The EU Commission wants to create a new dispute court for investors to become part of the TTIP trade pact. The proposal seeks to convince a hugely skeptical European public of the goods of free trade with the US.
The European executive Commission is pushing forth a special court to resolve any disputes involving investors, as a part of a massive free trade deal it is negotiating with the United States.
The system would replace the widely criticized private tribunals proposed by Washington - one of the most controversial elements of the Transatlantic Trade and Investment Partnership (TTIP) deal.
"There is a fundamental lack of public trust in the old model," EU Trade Commissioner Cecilia Malmström said during a press conference in Brussels on Wednesday. "What we are proposing for the TTIP is a court-like system."
TTIP aims to create the world's largest free trade zone, comprising 800 million consumers on both sides of the Atlantic. Proponents argue the pact could jump-start EU's faltering economy, creating new jobs in the United States and the 28-member bloc. They add the EU and US should join forces to prevent Asia from taking on a lead role in world trade.
But opponents fear the deal could lead to a weakening of standards designed to protect consumers, workers and the environment. They also point out that TTIP would do away with import duties, which bring in billions of dollars annually into state or EU coffers.
Talks for TTIP between the US and the EU began in 2013, but were bogged down by concerns over corporations evading national laws. As a part of the pact, Washington had insisted that private companies be allowed to sue governments before special tribunals - a system called the investor-to-state dispute settlement, or ISDS.
But critics said that would allow commercial interests to force governments to change state regulation, undercutting democratic oversight.
The EU said the dispute court would be composed of judges, who would be publicly appointed by the EU and US, instead of professional arbitrators.

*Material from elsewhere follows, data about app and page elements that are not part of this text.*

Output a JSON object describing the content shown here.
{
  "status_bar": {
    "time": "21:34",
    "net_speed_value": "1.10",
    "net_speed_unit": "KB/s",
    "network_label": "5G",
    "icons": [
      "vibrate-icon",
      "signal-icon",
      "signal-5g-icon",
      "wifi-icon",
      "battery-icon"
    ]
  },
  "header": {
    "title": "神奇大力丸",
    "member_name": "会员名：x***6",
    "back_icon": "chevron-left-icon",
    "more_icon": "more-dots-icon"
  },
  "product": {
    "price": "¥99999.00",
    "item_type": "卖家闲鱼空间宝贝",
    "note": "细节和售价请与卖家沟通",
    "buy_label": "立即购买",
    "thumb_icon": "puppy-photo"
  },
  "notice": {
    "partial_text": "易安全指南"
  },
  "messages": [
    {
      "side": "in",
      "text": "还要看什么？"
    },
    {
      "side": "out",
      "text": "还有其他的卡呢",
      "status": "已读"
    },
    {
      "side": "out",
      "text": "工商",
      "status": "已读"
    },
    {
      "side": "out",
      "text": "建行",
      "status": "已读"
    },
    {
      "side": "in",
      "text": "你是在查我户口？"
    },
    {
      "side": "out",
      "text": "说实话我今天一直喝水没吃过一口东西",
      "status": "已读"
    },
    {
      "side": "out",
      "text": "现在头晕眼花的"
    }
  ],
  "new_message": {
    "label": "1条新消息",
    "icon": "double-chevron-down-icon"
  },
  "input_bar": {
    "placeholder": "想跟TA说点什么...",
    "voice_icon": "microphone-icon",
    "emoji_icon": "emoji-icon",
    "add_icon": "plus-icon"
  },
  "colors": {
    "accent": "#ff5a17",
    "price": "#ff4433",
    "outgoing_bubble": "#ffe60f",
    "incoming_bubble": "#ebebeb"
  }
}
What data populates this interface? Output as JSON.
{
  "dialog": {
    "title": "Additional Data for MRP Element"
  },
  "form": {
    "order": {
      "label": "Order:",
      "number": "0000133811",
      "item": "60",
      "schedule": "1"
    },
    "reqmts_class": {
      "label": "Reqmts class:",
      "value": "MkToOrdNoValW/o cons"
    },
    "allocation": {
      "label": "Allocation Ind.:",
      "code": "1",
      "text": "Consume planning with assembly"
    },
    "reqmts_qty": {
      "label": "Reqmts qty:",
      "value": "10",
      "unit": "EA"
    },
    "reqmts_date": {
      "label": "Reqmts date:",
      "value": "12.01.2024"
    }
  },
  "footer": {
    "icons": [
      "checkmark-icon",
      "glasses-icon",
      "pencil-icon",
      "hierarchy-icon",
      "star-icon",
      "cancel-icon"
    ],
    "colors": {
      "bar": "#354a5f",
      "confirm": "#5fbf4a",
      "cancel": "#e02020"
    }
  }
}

"We want to establish a new system built around the elements that make citizens trust domestic or international courts," EU's Malmström added.
el/uhe (Reuters, dpa, AFP, EC)